• INSTRUCTIONS FOR THE TASK
Restate the listing below with no word altered.
╭──
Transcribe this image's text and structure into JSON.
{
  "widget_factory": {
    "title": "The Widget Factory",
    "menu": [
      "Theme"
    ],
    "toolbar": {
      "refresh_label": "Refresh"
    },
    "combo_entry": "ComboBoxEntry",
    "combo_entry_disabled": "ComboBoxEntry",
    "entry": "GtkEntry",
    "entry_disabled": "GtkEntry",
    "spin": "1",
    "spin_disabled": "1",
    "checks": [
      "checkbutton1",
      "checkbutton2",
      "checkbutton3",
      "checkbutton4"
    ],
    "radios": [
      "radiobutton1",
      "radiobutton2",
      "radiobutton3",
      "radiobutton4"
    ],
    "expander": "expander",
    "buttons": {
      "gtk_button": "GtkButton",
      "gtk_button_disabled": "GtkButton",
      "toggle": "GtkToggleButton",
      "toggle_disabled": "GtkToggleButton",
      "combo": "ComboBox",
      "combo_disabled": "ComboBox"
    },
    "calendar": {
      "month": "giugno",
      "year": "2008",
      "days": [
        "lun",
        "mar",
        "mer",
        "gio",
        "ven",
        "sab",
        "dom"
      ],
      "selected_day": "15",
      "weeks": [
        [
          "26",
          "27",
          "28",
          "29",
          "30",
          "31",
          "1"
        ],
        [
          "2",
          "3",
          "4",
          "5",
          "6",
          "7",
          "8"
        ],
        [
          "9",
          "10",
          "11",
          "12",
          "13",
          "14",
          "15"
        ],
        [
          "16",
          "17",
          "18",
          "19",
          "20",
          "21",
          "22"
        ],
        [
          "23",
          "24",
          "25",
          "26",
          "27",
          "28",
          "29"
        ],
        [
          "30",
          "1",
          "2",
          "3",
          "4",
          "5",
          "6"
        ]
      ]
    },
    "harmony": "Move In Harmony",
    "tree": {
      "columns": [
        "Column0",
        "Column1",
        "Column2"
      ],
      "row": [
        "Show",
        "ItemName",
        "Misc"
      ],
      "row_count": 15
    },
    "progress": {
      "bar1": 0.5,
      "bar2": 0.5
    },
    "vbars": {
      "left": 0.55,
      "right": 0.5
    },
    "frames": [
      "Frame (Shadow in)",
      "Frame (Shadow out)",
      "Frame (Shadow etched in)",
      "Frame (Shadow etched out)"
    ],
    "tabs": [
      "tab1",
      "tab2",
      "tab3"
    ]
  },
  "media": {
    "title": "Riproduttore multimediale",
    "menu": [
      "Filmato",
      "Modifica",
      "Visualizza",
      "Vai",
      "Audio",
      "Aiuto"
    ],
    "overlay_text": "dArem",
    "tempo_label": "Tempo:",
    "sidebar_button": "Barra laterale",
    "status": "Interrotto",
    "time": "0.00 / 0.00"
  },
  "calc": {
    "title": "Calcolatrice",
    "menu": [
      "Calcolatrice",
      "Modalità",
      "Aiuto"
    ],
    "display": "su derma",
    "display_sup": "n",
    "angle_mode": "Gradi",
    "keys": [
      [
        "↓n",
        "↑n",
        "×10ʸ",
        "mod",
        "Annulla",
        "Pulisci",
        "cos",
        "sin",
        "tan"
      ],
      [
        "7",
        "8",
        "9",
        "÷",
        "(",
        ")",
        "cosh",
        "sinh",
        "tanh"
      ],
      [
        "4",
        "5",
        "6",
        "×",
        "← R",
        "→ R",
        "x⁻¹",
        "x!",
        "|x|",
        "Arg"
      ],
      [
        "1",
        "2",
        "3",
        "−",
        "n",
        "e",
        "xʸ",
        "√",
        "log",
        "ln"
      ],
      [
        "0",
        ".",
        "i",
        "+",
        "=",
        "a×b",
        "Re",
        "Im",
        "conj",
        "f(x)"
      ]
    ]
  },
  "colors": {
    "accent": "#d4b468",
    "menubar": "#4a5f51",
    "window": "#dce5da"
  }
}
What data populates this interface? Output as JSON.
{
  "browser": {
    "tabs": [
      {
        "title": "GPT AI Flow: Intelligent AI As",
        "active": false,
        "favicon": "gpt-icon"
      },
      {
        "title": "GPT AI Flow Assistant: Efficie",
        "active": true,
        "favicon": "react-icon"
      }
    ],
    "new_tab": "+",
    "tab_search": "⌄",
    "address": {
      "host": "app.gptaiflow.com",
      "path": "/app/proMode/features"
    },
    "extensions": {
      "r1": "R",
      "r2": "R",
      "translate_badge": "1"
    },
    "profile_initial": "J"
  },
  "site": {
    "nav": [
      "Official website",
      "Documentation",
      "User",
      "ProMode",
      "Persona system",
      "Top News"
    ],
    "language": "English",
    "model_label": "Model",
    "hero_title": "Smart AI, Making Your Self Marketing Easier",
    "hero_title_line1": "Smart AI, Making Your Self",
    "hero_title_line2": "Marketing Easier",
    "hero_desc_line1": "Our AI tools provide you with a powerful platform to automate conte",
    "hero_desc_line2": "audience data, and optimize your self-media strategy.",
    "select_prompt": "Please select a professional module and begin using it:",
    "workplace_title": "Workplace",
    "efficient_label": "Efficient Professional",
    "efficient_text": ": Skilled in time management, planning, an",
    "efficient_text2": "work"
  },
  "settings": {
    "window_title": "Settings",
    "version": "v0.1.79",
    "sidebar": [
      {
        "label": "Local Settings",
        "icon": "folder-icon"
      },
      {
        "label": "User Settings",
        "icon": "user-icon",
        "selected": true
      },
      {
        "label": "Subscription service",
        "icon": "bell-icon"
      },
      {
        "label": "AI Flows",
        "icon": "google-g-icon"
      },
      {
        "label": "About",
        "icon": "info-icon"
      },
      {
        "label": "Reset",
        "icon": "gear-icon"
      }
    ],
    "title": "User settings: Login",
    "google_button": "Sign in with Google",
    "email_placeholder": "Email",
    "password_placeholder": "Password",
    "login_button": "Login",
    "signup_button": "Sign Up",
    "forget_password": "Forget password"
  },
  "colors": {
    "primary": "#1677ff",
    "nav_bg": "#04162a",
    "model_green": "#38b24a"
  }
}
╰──
• ANSWER SECTION
Transcribe this image's text and structure into JSON.
{
  "widget_factory": {
    "title": "The Widget Factory",
    "menu": [
      "Theme"
    ],
    "toolbar": {
      "refresh_label": "Refresh"
    },
    "combo_entry": "ComboBoxEntry",
    "combo_entry_disabled": "ComboBoxEntry",
    "entry": "GtkEntry",
    "entry_disabled": "GtkEntry",
    "spin": "1",
    "spin_disabled": "1",
    "checks": [
      "checkbutton1",
      "checkbutton2",
      "checkbutton3",
      "checkbutton4"
    ],
    "radios": [
      "radiobutton1",
      "radiobutton2",
      "radiobutton3",
      "radiobutton4"
    ],
    "expander": "expander",
    "buttons": {
      "gtk_button": "GtkButton",
      "gtk_button_disabled": "GtkButton",
      "toggle": "GtkToggleButton",
      "toggle_disabled": "GtkToggleButton",
      "combo": "ComboBox",
      "combo_disabled": "ComboBox"
    },
    "calendar": {
      "month": "giugno",
      "year": "2008",
      "days": [
        "lun",
        "mar",
        "mer",
        "gio",
        "ven",
        "sab",
        "dom"
      ],
      "selected_day": "15",
      "weeks": [
        [
          "26",
          "27",
          "28",
          "29",
          "30",
          "31",
          "1"
        ],
        [
          "2",
          "3",
          "4",
          "5",
          "6",
          "7",
          "8"
        ],
        [
          "9",
          "10",
          "11",
          "12",
          "13",
          "14",
          "15"
        ],
        [
          "16",
          "17",
          "18",
          "19",
          "20",
          "21",
          "22"
        ],
        [
          "23",
          "24",
          "25",
          "26",
          "27",
          "28",
          "29"
        ],
        [
          "30",
          "1",
          "2",
          "3",
          "4",
          "5",
          "6"
        ]
      ]
    },
    "harmony": "Move In Harmony",
    "tree": {
      "columns": [
        "Column0",
        "Column1",
        "Column2"
      ],
      "row": [
        "Show",
        "ItemName",
        "Misc"
      ],
      "row_count": 15
    },
    "progress": {
      "bar1": 0.5,
      "bar2": 0.5
    },
    "vbars": {
      "left": 0.55,
      "right": 0.5
    },
    "frames": [
      "Frame (Shadow in)",
      "Frame (Shadow out)",
      "Frame (Shadow etched in)",
      "Frame (Shadow etched out)"
    ],
    "tabs": [
      "tab1",
      "tab2",
      "tab3"
    ]
  },
  "media": {
    "title": "Riproduttore multimediale",
    "menu": [
      "Filmato",
      "Modifica",
      "Visualizza",
      "Vai",
      "Audio",
      "Aiuto"
    ],
    "overlay_text": "dArem",
    "tempo_label": "Tempo:",
    "sidebar_button": "Barra laterale",
    "status": "Interrotto",
    "time": "0.00 / 0.00"
  },
  "calc": {
    "title": "Calcolatrice",
    "menu": [
      "Calcolatrice",
      "Modalità",
      "Aiuto"
    ],
    "display": "su derma",
    "display_sup": "n",
    "angle_mode": "Gradi",
    "keys": [
      [
        "↓n",
        "↑n",
        "×10ʸ",
        "mod",
        "Annulla",
        "Pulisci",
        "cos",
        "sin",
        "tan"
      ],
      [
        "7",
        "8",
        "9",
        "÷",
        "(",
        ")",
        "cosh",
        "sinh",
        "tanh"
      ],
      [
        "4",
        "5",
        "6",
        "×",
        "← R",
        "→ R",
        "x⁻¹",
        "x!",
        "|x|",
        "Arg"
      ],
      [
        "1",
        "2",
        "3",
        "−",
        "n",
        "e",
        "xʸ",
        "√",
        "log",
        "ln"
      ],
      [
        "0",
        ".",
        "i",
        "+",
        "=",
        "a×b",
        "Re",
        "Im",
        "conj",
        "f(x)"
      ]
    ]
  },
  "colors": {
    "accent": "#d4b468",
    "menubar": "#4a5f51",
    "window": "#dce5da"
  }
}
What data populates this interface? Output as JSON.
{
  "browser": {
    "tabs": [
      {
        "title": "GPT AI Flow: Intelligent AI As",
        "active": false,
        "favicon": "gpt-icon"
      },
      {
        "title": "GPT AI Flow Assistant: Efficie",
        "active": true,
        "favicon": "react-icon"
      }
    ],
    "new_tab": "+",
    "tab_search": "⌄",
    "address": {
      "host": "app.gptaiflow.com",
      "path": "/app/proMode/features"
    },
    "extensions": {
      "r1": "R",
      "r2": "R",
      "translate_badge": "1"
    },
    "profile_initial": "J"
  },
  "site": {
    "nav": [
      "Official website",
      "Documentation",
      "User",
      "ProMode",
      "Persona system",
      "Top News"
    ],
    "language": "English",
    "model_label": "Model",
    "hero_title": "Smart AI, Making Your Self Marketing Easier",
    "hero_title_line1": "Smart AI, Making Your Self",
    "hero_title_line2": "Marketing Easier",
    "hero_desc_line1": "Our AI tools provide you with a powerful platform to automate conte",
    "hero_desc_line2": "audience data, and optimize your self-media strategy.",
    "select_prompt": "Please select a professional module and begin using it:",
    "workplace_title": "Workplace",
    "efficient_label": "Efficient Professional",
    "efficient_text": ": Skilled in time management, planning, an",
    "efficient_text2": "work"
  },
  "settings": {
    "window_title": "Settings",
    "version": "v0.1.79",
    "sidebar": [
      {
        "label": "Local Settings",
        "icon": "folder-icon"
      },
      {
        "label": "User Settings",
        "icon": "user-icon",
        "selected": true
      },
      {
        "label": "Subscription service",
        "icon": "bell-icon"
      },
      {
        "label": "AI Flows",
        "icon": "google-g-icon"
      },
      {
        "label": "About",
        "icon": "info-icon"
      },
      {
        "label": "Reset",
        "icon": "gear-icon"
      }
    ],
    "title": "User settings: Login",
    "google_button": "Sign in with Google",
    "email_placeholder": "Email",
    "password_placeholder": "Password",
    "login_button": "Login",
    "signup_button": "Sign Up",
    "forget_password": "Forget password"
  },
  "colors": {
    "primary": "#1677ff",
    "nav_bg": "#04162a",
    "model_green": "#38b24a"
  }
}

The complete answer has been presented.